Glynis Board Published

Chlorine Leak from Axiall Corp. Sends Two to Hospital, Evacuates Communities


Two people were transported to hospitals for inhalation injuries, others were treated at the site of a reported chlorine leak in Marshall County. Communities in the area were evacuated. Officials from Axiall Corporation say a rail tanker car loaded with liquid chlorine developed a leak Saturday morning inside the company’s facility near Proctor, W.Va. 

By early Saturday evening when air monitoring indicated the gas had dissipated, company officials gave local authorities the “all clear.” Community members could return home, and traffic in and along the river could resume. Work to transfer the remaining chlorine to another rail car continues at the Natrium plant – formerly owned by PPG and now by Atlanta-based Axiall.
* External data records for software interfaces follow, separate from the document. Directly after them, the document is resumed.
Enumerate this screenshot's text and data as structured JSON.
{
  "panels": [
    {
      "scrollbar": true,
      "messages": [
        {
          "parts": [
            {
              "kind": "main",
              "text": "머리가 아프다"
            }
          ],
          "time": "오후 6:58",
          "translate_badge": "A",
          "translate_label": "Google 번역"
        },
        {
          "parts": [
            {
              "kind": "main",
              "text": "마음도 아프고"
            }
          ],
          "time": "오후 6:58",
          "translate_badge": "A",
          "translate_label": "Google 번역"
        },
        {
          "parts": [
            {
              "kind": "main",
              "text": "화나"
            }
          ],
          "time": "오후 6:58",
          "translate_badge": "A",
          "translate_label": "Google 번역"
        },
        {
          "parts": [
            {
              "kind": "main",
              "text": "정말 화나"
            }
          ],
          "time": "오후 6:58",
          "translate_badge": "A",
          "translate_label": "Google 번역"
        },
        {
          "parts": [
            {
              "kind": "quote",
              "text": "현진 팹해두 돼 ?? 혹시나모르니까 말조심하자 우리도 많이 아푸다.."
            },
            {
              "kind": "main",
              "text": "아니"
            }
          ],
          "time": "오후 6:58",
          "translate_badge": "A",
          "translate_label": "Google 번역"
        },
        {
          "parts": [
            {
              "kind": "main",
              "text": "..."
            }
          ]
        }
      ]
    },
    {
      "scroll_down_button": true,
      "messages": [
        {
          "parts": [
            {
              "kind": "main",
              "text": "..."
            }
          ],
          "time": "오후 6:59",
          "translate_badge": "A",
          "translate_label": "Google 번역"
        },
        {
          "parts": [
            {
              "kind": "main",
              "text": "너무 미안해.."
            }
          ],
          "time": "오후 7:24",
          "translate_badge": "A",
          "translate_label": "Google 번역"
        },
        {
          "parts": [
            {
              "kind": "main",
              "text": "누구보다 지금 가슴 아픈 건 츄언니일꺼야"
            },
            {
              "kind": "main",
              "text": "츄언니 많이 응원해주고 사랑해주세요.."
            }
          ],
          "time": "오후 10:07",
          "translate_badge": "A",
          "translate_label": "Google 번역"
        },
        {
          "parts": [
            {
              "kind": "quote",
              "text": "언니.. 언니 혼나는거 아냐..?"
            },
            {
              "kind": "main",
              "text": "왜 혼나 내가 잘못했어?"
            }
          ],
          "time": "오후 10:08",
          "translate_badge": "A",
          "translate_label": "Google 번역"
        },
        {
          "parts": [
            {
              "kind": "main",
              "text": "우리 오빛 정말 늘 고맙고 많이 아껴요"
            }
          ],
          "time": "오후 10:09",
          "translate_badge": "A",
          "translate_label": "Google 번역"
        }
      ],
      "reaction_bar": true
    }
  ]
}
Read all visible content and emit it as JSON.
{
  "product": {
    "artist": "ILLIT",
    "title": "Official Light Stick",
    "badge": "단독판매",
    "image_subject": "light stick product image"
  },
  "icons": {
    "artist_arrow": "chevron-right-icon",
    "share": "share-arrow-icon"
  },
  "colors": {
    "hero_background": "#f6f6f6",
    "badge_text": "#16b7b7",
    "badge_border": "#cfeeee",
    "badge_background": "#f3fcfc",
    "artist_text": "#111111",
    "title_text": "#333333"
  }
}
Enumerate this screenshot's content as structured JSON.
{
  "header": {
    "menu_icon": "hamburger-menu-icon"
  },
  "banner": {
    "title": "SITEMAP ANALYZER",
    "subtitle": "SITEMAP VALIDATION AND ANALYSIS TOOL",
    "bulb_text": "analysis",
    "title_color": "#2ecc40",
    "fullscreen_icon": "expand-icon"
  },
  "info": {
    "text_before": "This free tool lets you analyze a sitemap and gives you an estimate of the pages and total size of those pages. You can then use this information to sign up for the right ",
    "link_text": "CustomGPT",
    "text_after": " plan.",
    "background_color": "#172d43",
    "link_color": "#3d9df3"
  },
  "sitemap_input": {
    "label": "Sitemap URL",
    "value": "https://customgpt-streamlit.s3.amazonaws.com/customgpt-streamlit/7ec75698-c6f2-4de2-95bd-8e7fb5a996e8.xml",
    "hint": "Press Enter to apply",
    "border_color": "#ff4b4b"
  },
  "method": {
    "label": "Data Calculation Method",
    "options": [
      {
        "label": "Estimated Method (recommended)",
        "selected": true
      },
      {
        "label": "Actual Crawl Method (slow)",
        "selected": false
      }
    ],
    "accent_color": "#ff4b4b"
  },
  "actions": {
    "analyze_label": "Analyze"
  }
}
Many questions remain unanswered about the event. The West Virginia Department of Environmental Protection is working with company crews and the Environmental Protection Agency to investigate how the accident occurred. How much chlorine was released and over what period of time is still unreported. Community members are also asking why a warning siren didn’t sound.

Updated at 5:30 p.m. Saturday, Aug. 27

Axiall Corporation just released a statement saying the two workers who were hospitalized because of exposure to chlorine gas have been released, and that traffic is cleared to resume on Route 7 in Ohio, and Route 2 in West Virginia, as well as boat traffic along the Ohio River. 

Updated at 1:50 p.m. Saturday, Aug. 27

Statement released from Atlanta-based Axiall Corporation

At approximately 8:40 a.m. on Saturday, Aug. 27, 2016, a rail tanker car loaded with liquid chlorine developed a leak inside the AxiallNatrium chemical facility, which is located in Marshall County near Proctor, W.Va. The rail car is no longer leaking. Hazmat crews are on site and are evaluating the railcar and area of the leak. The Natrium plant was evacuated and is currently shut down. Nearby communities in Proctor and Kent, Ohio, and northern New Martinsville, W.Va. were evacuated and state highway 7 in Ohio and highway 2 in West Virginia, as well as the Ohio River, were closed to vehicle traffic. Nearby industrial plants were ordered to have their employees shelter in place. One Axiall employee and a contract worker were transported to offsite hospitals for treatment; others were treated at an onsite health facility.

Updated at 12:50 p.m. Saturday, Aug. 27

Two people have been transported to the hospital for inhalation injuries; four or five are being treated on-site, according to Kelley Gillenwater at the state’s Department of Environmental Protection. 

A rail car at the Axiall site in Marshall County has been reported as the the leak. DEP reports the capacity of the car is estimated to be about 30,000 gallons of pressurized liquid chlorine. The leak was reported at 8:30 a.m. Saturday, but how much chlorine was released is still unclear.

Marshall County emergency officials are reporting a chlorine leak in the northern panhandle along the Ohio River is under control, but a cloud of that resulted from the leak is still moving south toward New Martinsville. Communities continue to be evacuated, but state emergency officials say the cloud is dissipating.

Updated at 11:16 a.m. Saturday, August 27

On Ohio side – state route 7 is shut down; voluntary evacuation, according to Monroe County Sheriff Department.

Original Post:

Law enforcement officials in Marshall County say there’s an uncontrolled chlorine leak at the Axiall plant along Route 2. The leak is about 26 miles south of Wheeling. Route 2 has been shut down and communities to the south, including Kent, West Virginia, are being evacuated. We’ll have more updates as we receive them.